PROBLEM TO WORK ON: Present the lines below again, exactly as they stand.

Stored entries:
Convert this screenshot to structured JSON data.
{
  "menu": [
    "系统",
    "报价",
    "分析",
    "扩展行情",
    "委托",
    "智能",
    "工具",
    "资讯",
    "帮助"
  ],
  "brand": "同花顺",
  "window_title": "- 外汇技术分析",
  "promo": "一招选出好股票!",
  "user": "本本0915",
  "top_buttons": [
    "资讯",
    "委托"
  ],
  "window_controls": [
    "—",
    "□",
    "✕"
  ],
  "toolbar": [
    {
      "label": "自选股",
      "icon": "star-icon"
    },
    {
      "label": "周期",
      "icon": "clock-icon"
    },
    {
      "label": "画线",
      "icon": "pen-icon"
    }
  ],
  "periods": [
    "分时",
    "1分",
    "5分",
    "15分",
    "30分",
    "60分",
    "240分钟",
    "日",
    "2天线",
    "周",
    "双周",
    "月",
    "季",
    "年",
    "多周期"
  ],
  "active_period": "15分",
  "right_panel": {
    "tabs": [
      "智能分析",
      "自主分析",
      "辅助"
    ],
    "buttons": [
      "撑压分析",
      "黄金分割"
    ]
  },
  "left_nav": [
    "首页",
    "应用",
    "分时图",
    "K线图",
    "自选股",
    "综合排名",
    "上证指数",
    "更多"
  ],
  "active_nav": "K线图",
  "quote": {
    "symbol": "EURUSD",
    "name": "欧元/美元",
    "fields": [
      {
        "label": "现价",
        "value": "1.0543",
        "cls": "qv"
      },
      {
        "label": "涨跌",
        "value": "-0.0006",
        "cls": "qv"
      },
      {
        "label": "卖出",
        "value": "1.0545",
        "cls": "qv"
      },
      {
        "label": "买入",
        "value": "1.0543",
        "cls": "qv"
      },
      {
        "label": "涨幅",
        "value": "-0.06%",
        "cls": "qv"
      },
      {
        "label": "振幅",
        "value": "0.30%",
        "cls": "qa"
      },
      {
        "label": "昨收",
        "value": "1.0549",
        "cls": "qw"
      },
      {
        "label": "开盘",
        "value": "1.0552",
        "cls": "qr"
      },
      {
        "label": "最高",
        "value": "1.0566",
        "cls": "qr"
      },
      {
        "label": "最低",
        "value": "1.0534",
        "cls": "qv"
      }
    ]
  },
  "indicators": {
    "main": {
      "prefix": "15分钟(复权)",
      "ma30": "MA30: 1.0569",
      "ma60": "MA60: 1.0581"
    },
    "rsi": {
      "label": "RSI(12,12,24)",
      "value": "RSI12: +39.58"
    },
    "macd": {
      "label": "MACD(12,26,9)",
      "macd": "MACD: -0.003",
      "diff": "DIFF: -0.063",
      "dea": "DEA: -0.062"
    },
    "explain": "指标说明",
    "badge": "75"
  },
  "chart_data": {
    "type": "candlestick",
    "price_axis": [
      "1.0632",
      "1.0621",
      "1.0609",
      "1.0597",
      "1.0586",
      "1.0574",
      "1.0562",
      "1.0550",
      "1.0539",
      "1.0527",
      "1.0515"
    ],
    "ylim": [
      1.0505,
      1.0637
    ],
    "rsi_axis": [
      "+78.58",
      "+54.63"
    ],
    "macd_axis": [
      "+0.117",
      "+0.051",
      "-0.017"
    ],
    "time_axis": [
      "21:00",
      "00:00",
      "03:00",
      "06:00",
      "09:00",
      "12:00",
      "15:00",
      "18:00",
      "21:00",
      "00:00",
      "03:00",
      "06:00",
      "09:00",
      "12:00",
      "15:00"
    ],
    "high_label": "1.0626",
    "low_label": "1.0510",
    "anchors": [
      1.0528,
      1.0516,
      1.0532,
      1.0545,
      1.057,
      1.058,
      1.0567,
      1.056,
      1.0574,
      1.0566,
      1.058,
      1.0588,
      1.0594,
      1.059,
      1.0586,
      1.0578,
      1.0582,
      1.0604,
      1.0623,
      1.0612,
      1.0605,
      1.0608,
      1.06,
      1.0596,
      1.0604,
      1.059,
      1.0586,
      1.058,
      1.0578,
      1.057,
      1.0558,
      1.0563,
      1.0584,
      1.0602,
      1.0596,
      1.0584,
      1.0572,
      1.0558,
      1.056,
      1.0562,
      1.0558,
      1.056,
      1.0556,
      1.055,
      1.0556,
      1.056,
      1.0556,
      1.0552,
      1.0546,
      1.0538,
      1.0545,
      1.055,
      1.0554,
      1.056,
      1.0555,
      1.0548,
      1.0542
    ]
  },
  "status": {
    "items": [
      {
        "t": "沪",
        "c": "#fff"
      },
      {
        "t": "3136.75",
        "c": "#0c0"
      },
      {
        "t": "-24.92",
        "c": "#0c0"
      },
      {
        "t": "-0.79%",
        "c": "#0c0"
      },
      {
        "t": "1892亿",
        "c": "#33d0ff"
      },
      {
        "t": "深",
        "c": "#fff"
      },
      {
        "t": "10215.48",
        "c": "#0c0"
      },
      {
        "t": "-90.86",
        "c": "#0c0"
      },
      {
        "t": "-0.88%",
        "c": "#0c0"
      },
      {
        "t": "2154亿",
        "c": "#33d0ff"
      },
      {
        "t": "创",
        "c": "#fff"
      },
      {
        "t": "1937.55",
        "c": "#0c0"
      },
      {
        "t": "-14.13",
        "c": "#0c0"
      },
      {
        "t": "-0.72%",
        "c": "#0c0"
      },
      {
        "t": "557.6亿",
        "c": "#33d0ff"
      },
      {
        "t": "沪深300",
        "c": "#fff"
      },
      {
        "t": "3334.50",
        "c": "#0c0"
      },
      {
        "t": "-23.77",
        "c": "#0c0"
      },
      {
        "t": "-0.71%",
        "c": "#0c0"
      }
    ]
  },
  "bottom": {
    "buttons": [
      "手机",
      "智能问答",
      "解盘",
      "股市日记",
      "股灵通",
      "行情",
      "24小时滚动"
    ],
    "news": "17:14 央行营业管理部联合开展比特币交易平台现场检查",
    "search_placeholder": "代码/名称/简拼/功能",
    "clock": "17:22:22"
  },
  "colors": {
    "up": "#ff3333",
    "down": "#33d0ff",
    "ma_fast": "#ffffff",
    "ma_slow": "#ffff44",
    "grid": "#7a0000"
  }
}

FINISHED TASK:
Convert this screenshot to structured JSON data.
{
  "menu": [
    "系统",
    "报价",
    "分析",
    "扩展行情",
    "委托",
    "智能",
    "工具",
    "资讯",
    "帮助"
  ],
  "brand": "同花顺",
  "window_title": "- 外汇技术分析",
  "promo": "一招选出好股票!",
  "user": "本本0915",
  "top_buttons": [
    "资讯",
    "委托"
  ],
  "window_controls": [
    "—",
    "□",
    "✕"
  ],
  "toolbar": [
    {
      "label": "自选股",
      "icon": "star-icon"
    },
    {
      "label": "周期",
      "icon": "clock-icon"
    },
    {
      "label": "画线",
      "icon": "pen-icon"
    }
  ],
  "periods": [
    "分时",
    "1分",
    "5分",
    "15分",
    "30分",
    "60分",
    "240分钟",
    "日",
    "2天线",
    "周",
    "双周",
    "月",
    "季",
    "年",
    "多周期"
  ],
  "active_period": "15分",
  "right_panel": {
    "tabs": [
      "智能分析",
      "自主分析",
      "辅助"
    ],
    "buttons": [
      "撑压分析",
      "黄金分割"
    ]
  },
  "left_nav": [
    "首页",
    "应用",
    "分时图",
    "K线图",
    "自选股",
    "综合排名",
    "上证指数",
    "更多"
  ],
  "active_nav": "K线图",
  "quote": {
    "symbol": "EURUSD",
    "name": "欧元/美元",
    "fields": [
      {
        "label": "现价",
        "value": "1.0543",
        "cls": "qv"
      },
      {
        "label": "涨跌",
        "value": "-0.0006",
        "cls": "qv"
      },
      {
        "label": "卖出",
        "value": "1.0545",
        "cls": "qv"
      },
      {
        "label": "买入",
        "value": "1.0543",
        "cls": "qv"
      },
      {
        "label": "涨幅",
        "value": "-0.06%",
        "cls": "qv"
      },
      {
        "label": "振幅",
        "value": "0.30%",
        "cls": "qa"
      },
      {
        "label": "昨收",
        "value": "1.0549",
        "cls": "qw"
      },
      {
        "label": "开盘",
        "value": "1.0552",
        "cls": "qr"
      },
      {
        "label": "最高",
        "value": "1.0566",
        "cls": "qr"
      },
      {
        "label": "最低",
        "value": "1.0534",
        "cls": "qv"
      }
    ]
  },
  "indicators": {
    "main": {
      "prefix": "15分钟(复权)",
      "ma30": "MA30: 1.0569",
      "ma60": "MA60: 1.0581"
    },
    "rsi": {
      "label": "RSI(12,12,24)",
      "value": "RSI12: +39.58"
    },
    "macd": {
      "label": "MACD(12,26,9)",
      "macd": "MACD: -0.003",
      "diff": "DIFF: -0.063",
      "dea": "DEA: -0.062"
    },
    "explain": "指标说明",
    "badge": "75"
  },
  "chart_data": {
    "type": "candlestick",
    "price_axis": [
      "1.0632",
      "1.0621",
      "1.0609",
      "1.0597",
      "1.0586",
      "1.0574",
      "1.0562",
      "1.0550",
      "1.0539",
      "1.0527",
      "1.0515"
    ],
    "ylim": [
      1.0505,
      1.0637
    ],
    "rsi_axis": [
      "+78.58",
      "+54.63"
    ],
    "macd_axis": [
      "+0.117",
      "+0.051",
      "-0.017"
    ],
    "time_axis": [
      "21:00",
      "00:00",
      "03:00",
      "06:00",
      "09:00",
      "12:00",
      "15:00",
      "18:00",
      "21:00",
      "00:00",
      "03:00",
      "06:00",
      "09:00",
      "12:00",
      "15:00"
    ],
    "high_label": "1.0626",
    "low_label": "1.0510",
    "anchors": [
      1.0528,
      1.0516,
      1.0532,
      1.0545,
      1.057,
      1.058,
      1.0567,
      1.056,
      1.0574,
      1.0566,
      1.058,
      1.0588,
      1.0594,
      1.059,
      1.0586,
      1.0578,
      1.0582,
      1.0604,
      1.0623,
      1.0612,
      1.0605,
      1.0608,
      1.06,
      1.0596,
      1.0604,
      1.059,
      1.0586,
      1.058,
      1.0578,
      1.057,
      1.0558,
      1.0563,
      1.0584,
      1.0602,
      1.0596,
      1.0584,
      1.0572,
      1.0558,
      1.056,
      1.0562,
      1.0558,
      1.056,
      1.0556,
      1.055,
      1.0556,
      1.056,
      1.0556,
      1.0552,
      1.0546,
      1.0538,
      1.0545,
      1.055,
      1.0554,
      1.056,
      1.0555,
      1.0548,
      1.0542
    ]
  },
  "status": {
    "items": [
      {
        "t": "沪",
        "c": "#fff"
      },
      {
        "t": "3136.75",
        "c": "#0c0"
      },
      {
        "t": "-24.92",
        "c": "#0c0"
      },
      {
        "t": "-0.79%",
        "c": "#0c0"
      },
      {
        "t": "1892亿",
        "c": "#33d0ff"
      },
      {
        "t": "深",
        "c": "#fff"
      },
      {
        "t": "10215.48",
        "c": "#0c0"
      },
      {
        "t": "-90.86",
        "c": "#0c0"
      },
      {
        "t": "-0.88%",
        "c": "#0c0"
      },
      {
        "t": "2154亿",
        "c": "#33d0ff"
      },
      {
        "t": "创",
        "c": "#fff"
      },
      {
        "t": "1937.55",
        "c": "#0c0"
      },
      {
        "t": "-14.13",
        "c": "#0c0"
      },
      {
        "t": "-0.72%",
        "c": "#0c0"
      },
      {
        "t": "557.6亿",
        "c": "#33d0ff"
      },
      {
        "t": "沪深300",
        "c": "#fff"
      },
      {
        "t": "3334.50",
        "c": "#0c0"
      },
      {
        "t": "-23.77",
        "c": "#0c0"
      },
      {
        "t": "-0.71%",
        "c": "#0c0"
      }
    ]
  },
  "bottom": {
    "buttons": [
      "手机",
      "智能问答",
      "解盘",
      "股市日记",
      "股灵通",
      "行情",
      "24小时滚动"
    ],
    "news": "17:14 央行营业管理部联合开展比特币交易平台现场检查",
    "search_placeholder": "代码/名称/简拼/功能",
    "clock": "17:22:22"
  },
  "colors": {
    "up": "#ff3333",
    "down": "#33d0ff",
    "ma_fast": "#ffffff",
    "ma_slow": "#ffff44",
    "grid": "#7a0000"
  }
}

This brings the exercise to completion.